Smite Review for Xbox One
Words: Adam Barnes
Let’s be open-minded, eh? A cursory glance at the details would make it easy to dismiss Smite early on: it’s a MOBA (whatever that is, right?), it’s free-to-play (ugh… microtransactions) and a standard match lasts around 45 minutes (how long?!). And that’s before you realise you haven’t the foggiest about how to actually play the damn thing. But to overlook Smite would be something of a disservice to yourself, and if you’re a fan of multiplayer gaming – especially those with a little more thought than a typical Call Of Duty match – then you might want to check this one out. But you will need to be open-minded, because Smite – like so many MOBAs on PC – fails to explain so many core elements that it might be a little overwhelming to console players still unfamiliar with the genre.
Sure, there’s a tutorial that teaches you the very basic stuff – kill things for gold, search the jungle zone for powerful-yet-timed buffs and don’t run headfirst into a tower’s attack range – but it doesn’t explain the important elements that run beneath all that, the parts that are arguably crucial to the genre’s popularity. Why does a character’s class matter, you might wonder, and how do I know what lane to fight in? What the hell is the Carry role? Why on earth do I have to buy items? It’s all quite confusing, but due to the ever-evolving nature of the game – MOBAs as a genre tend to shift over the course of months as balancing, new items and additional characters change the state of the game – it’s understandable why the tutorials don’t really touch on these factors. And in truth Smite does include a number of novel features that will help ease newcomers into the fold; auto-level and auto-items in particular help remove some of the additional burdens to help you focus on learning how to play. The third-person viewpoint, too, makes it easier for a console crowd to adjust to the atypical gameplay.

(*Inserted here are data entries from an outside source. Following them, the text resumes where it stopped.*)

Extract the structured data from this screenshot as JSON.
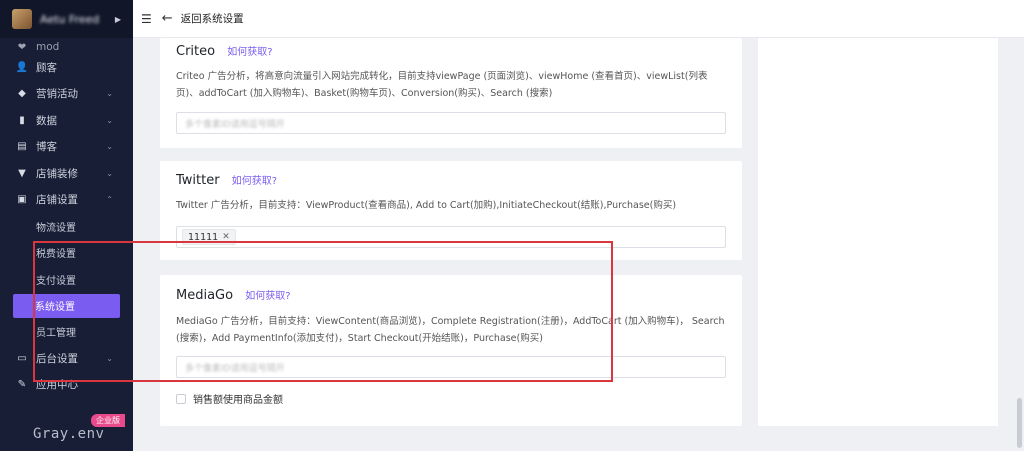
{
  "sidebar": {
    "store_name": "Aetu Freed",
    "items": [
      {
        "label": "mod",
        "icon": "heart-icon",
        "partial": true
      },
      {
        "label": "顾客",
        "icon": "user-icon",
        "chevron": false
      },
      {
        "label": "营销活动",
        "icon": "tag-icon",
        "chevron": true
      },
      {
        "label": "数据",
        "icon": "bar-chart-icon",
        "chevron": true
      },
      {
        "label": "博客",
        "icon": "document-icon",
        "chevron": true
      },
      {
        "label": "店铺装修",
        "icon": "paint-roller-icon",
        "chevron": true
      },
      {
        "label": "店铺设置",
        "icon": "store-settings-icon",
        "chevron": true,
        "expanded": true
      }
    ],
    "sub_items": [
      {
        "label": "物流设置"
      },
      {
        "label": "税费设置"
      },
      {
        "label": "支付设置"
      },
      {
        "label": "系统设置",
        "active": true
      },
      {
        "label": "员工管理"
      }
    ],
    "bottom_items": [
      {
        "label": "后台设置",
        "icon": "monitor-icon",
        "chevron": true
      },
      {
        "label": "应用中心",
        "icon": "wrench-icon",
        "chevron": false
      }
    ],
    "enterprise_badge": "企业版",
    "watermark": "Gray.env",
    "accent_color": "#7b5cf0"
  },
  "topbar": {
    "back_label": "返回系统设置"
  },
  "cards": {
    "criteo": {
      "title": "Criteo",
      "link": "如何获取?",
      "desc": "Criteo 广告分析，将高意向流量引入网站完成转化，目前支持viewPage (页面浏览)、viewHome (查看首页)、viewList(列表页)、addToCart (加入购物车)、Basket(购物车页)、Conversion(购买)、Search (搜索)",
      "placeholder": "多个像素ID请用逗号隔开"
    },
    "twitter": {
      "title": "Twitter",
      "link": "如何获取?",
      "desc": "Twitter 广告分析，目前支持：ViewProduct(查看商品), Add to Cart(加购),InitiateCheckout(结账),Purchase(购买)",
      "tag": "11111"
    },
    "mediago": {
      "title": "MediaGo",
      "link": "如何获取?",
      "desc": "MediaGo 广告分析，目前支持：ViewContent(商品浏览)，Complete Registration(注册)，AddToCart (加入购物车)， Search (搜索)，Add PaymentInfo(添加支付)，Start Checkout(开始结账)，Purchase(购买)",
      "placeholder": "多个像素ID请用逗号隔开",
      "checkbox_label": "销售额使用商品金额"
    }
  },
  "colors": {
    "highlight_border": "#d9363e",
    "link": "#7b5cf0"
  }
}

The considerable number of modes helps, too. While Conquest is the ‘core’ MOBA experience – this is the one where a match can easily take around 45 minutes to complete – there’s also ‘Arena’, ‘Assault’, ‘Joust’ and ‘Siege’, each of which offer alternatives to the baseline gameplay that are quicker than a standard game and offer better opportunities to practise. This is important, because with a (current) roster of over 60 gods to play as – all of which have unique visual designs, abilities and playstyles – there need to be such options available to learn the intricacies before heading into the more competitive, longer games of Conquest. It’s in this vast range of playable characters that MOBAs – and by extension, Smite – really begin to appeal, however. In the same way that you’ll have your preferred character in your favourite fighting game, Smite’s eclectic range of deities means there’s always going to be someone for all tastes to play as. It offers up that same iterative improvement that fighting games always offer, and with only four abilities per character the barrier to entry is arguably much lower than even the simplest of beat-’em-ups.
In fact, as far as MOBAs go, Smite is probably the most successful attempt at porting the genre wholesale over from PC so far. Nothing has been sacrificed in bringing the game over to Xbox One, and it’s the first great example of how well MOBAs can work with a controller. Admittedly there will be some teething problems for complete newbs – ranged attacks, for instance, have a short, finite range that won’t appeal to a Gears Of War crowd – but with experience you’ll find the only restriction to your success will be your own skill. Pro tip, though: switch to the Savage control scheme.
You won’t even need to worry about the free-to-play monetisation, either: for a one-off fee of £20.99 you’ll automatically unlock every single god ever released, including any others that are released in the future. And if you don’t want to pay? Well no problem, a rotation of freely available gods occurs weekly, meaning there’s always going to be someone for you to try out. You’ll even earn points as you play, allowing you to permanently unlock and access your favourite god, and maybe even buy a skin to show everyone who your ‘main’ is.
No one can deny that MOBA beginners will have a lot to learn when it comes to Smite, but with the cost to try it out being absolutely zero it’s definitely one worth giving a shot. It’ll offer a totally new form of multiplayer that you might end up adoring, and – just like a fighting game – that sensation of really ‘getting’ a character makes it all the more rewarding to spend the time to improve. As a ‘MOBA on console’, Smite is an unfettered success; as a new multiplayer experience, Smite is definitely one to try.